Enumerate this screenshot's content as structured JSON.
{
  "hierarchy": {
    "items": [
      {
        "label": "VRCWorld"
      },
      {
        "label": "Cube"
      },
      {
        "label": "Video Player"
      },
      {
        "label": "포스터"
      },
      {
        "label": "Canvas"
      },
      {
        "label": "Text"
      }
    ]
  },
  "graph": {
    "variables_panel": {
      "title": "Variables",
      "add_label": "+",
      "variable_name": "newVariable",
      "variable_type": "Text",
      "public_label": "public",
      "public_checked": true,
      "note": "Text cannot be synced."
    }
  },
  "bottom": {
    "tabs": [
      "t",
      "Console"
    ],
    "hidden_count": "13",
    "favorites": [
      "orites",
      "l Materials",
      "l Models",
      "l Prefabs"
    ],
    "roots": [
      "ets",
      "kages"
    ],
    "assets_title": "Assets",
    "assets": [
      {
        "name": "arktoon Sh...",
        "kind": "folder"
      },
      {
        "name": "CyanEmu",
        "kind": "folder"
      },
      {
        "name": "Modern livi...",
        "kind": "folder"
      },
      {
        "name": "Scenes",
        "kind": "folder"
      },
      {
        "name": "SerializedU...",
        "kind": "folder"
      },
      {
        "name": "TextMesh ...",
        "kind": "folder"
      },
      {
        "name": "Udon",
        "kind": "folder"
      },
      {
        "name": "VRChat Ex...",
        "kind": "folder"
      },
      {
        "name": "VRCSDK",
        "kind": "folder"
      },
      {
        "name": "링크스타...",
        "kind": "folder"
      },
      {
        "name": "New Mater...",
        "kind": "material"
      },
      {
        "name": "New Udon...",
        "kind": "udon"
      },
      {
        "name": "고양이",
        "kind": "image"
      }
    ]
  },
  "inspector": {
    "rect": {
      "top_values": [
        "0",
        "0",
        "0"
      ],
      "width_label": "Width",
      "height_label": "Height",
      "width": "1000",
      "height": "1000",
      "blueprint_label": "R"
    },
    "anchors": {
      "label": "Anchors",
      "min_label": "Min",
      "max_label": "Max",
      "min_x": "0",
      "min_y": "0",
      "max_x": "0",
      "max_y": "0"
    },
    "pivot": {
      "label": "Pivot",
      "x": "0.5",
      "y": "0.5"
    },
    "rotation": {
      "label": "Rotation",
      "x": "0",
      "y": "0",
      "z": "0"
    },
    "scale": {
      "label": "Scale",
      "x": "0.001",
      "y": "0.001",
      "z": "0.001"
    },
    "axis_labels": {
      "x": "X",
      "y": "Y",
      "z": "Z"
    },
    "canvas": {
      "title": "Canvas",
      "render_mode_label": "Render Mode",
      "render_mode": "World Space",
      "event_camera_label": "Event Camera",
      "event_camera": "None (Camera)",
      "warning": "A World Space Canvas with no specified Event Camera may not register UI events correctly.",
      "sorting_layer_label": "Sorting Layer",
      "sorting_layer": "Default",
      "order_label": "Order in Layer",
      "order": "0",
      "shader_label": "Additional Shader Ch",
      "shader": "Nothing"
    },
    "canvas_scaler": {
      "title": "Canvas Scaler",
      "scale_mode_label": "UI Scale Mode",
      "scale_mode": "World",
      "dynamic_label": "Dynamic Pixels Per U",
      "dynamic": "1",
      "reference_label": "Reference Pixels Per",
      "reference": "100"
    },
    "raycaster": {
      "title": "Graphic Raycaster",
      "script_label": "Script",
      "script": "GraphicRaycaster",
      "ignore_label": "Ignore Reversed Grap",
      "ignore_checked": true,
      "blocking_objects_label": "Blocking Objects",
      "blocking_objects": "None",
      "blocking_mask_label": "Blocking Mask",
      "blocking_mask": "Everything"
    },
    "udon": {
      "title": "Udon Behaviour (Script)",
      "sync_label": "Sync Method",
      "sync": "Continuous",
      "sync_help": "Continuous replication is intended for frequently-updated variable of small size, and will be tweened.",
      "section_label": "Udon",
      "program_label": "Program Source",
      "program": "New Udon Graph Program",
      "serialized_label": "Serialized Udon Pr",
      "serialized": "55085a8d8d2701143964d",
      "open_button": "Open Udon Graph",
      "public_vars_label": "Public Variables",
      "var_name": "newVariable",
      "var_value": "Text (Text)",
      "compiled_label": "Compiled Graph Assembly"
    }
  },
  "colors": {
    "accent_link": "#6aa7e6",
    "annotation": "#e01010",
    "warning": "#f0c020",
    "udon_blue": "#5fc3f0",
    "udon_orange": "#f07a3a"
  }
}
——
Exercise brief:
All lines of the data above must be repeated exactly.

Answer to this task:
Enumerate this screenshot's content as structured JSON.
{
  "hierarchy": {
    "items": [
      {
        "label": "VRCWorld"
      },
      {
        "label": "Cube"
      },
      {
        "label": "Video Player"
      },
      {
        "label": "포스터"
      },
      {
        "label": "Canvas"
      },
      {
        "label": "Text"
      }
    ]
  },
  "graph": {
    "variables_panel": {
      "title": "Variables",
      "add_label": "+",
      "variable_name": "newVariable",
      "variable_type": "Text",
      "public_label": "public",
      "public_checked": true,
      "note": "Text cannot be synced."
    }
  },
  "bottom": {
    "tabs": [
      "t",
      "Console"
    ],
    "hidden_count": "13",
    "favorites": [
      "orites",
      "l Materials",
      "l Models",
      "l Prefabs"
    ],
    "roots": [
      "ets",
      "kages"
    ],
    "assets_title": "Assets",
    "assets": [
      {
        "name": "arktoon Sh...",
        "kind": "folder"
      },
      {
        "name": "CyanEmu",
        "kind": "folder"
      },
      {
        "name": "Modern livi...",
        "kind": "folder"
      },
      {
        "name": "Scenes",
        "kind": "folder"
      },
      {
        "name": "SerializedU...",
        "kind": "folder"
      },
      {
        "name": "TextMesh ...",
        "kind": "folder"
      },
      {
        "name": "Udon",
        "kind": "folder"
      },
      {
        "name": "VRChat Ex...",
        "kind": "folder"
      },
      {
        "name": "VRCSDK",
        "kind": "folder"
      },
      {
        "name": "링크스타...",
        "kind": "folder"
      },
      {
        "name": "New Mater...",
        "kind": "material"
      },
      {
        "name": "New Udon...",
        "kind": "udon"
      },
      {
        "name": "고양이",
        "kind": "image"
      }
    ]
  },
  "inspector": {
    "rect": {
      "top_values": [
        "0",
        "0",
        "0"
      ],
      "width_label": "Width",
      "height_label": "Height",
      "width": "1000",
      "height": "1000",
      "blueprint_label": "R"
    },
    "anchors": {
      "label": "Anchors",
      "min_label": "Min",
      "max_label": "Max",
      "min_x": "0",
      "min_y": "0",
      "max_x": "0",
      "max_y": "0"
    },
    "pivot": {
      "label": "Pivot",
      "x": "0.5",
      "y": "0.5"
    },
    "rotation": {
      "label": "Rotation",
      "x": "0",
      "y": "0",
      "z": "0"
    },
    "scale": {
      "label": "Scale",
      "x": "0.001",
      "y": "0.001",
      "z": "0.001"
    },
    "axis_labels": {
      "x": "X",
      "y": "Y",
      "z": "Z"
    },
    "canvas": {
      "title": "Canvas",
      "render_mode_label": "Render Mode",
      "render_mode": "World Space",
      "event_camera_label": "Event Camera",
      "event_camera": "None (Camera)",
      "warning": "A World Space Canvas with no specified Event Camera may not register UI events correctly.",
      "sorting_layer_label": "Sorting Layer",
      "sorting_layer": "Default",
      "order_label": "Order in Layer",
      "order": "0",
      "shader_label": "Additional Shader Ch",
      "shader": "Nothing"
    },
    "canvas_scaler": {
      "title": "Canvas Scaler",
      "scale_mode_label": "UI Scale Mode",
      "scale_mode": "World",
      "dynamic_label": "Dynamic Pixels Per U",
      "dynamic": "1",
      "reference_label": "Reference Pixels Per",
      "reference": "100"
    },
    "raycaster": {
      "title": "Graphic Raycaster",
      "script_label": "Script",
      "script": "GraphicRaycaster",
      "ignore_label": "Ignore Reversed Grap",
      "ignore_checked": true,
      "blocking_objects_label": "Blocking Objects",
      "blocking_objects": "None",
      "blocking_mask_label": "Blocking Mask",
      "blocking_mask": "Everything"
    },
    "udon": {
      "title": "Udon Behaviour (Script)",
      "sync_label": "Sync Method",
      "sync": "Continuous",
      "sync_help": "Continuous replication is intended for frequently-updated variable of small size, and will be tweened.",
      "section_label": "Udon",
      "program_label": "Program Source",
      "program": "New Udon Graph Program",
      "serialized_label": "Serialized Udon Pr",
      "serialized": "55085a8d8d2701143964d",
      "open_button": "Open Udon Graph",
      "public_vars_label": "Public Variables",
      "var_name": "newVariable",
      "var_value": "Text (Text)",
      "compiled_label": "Compiled Graph Assembly"
    }
  },
  "colors": {
    "accent_link": "#6aa7e6",
    "annotation": "#e01010",
    "warning": "#f0c020",
    "udon_blue": "#5fc3f0",
    "udon_orange": "#f07a3a"
  }
}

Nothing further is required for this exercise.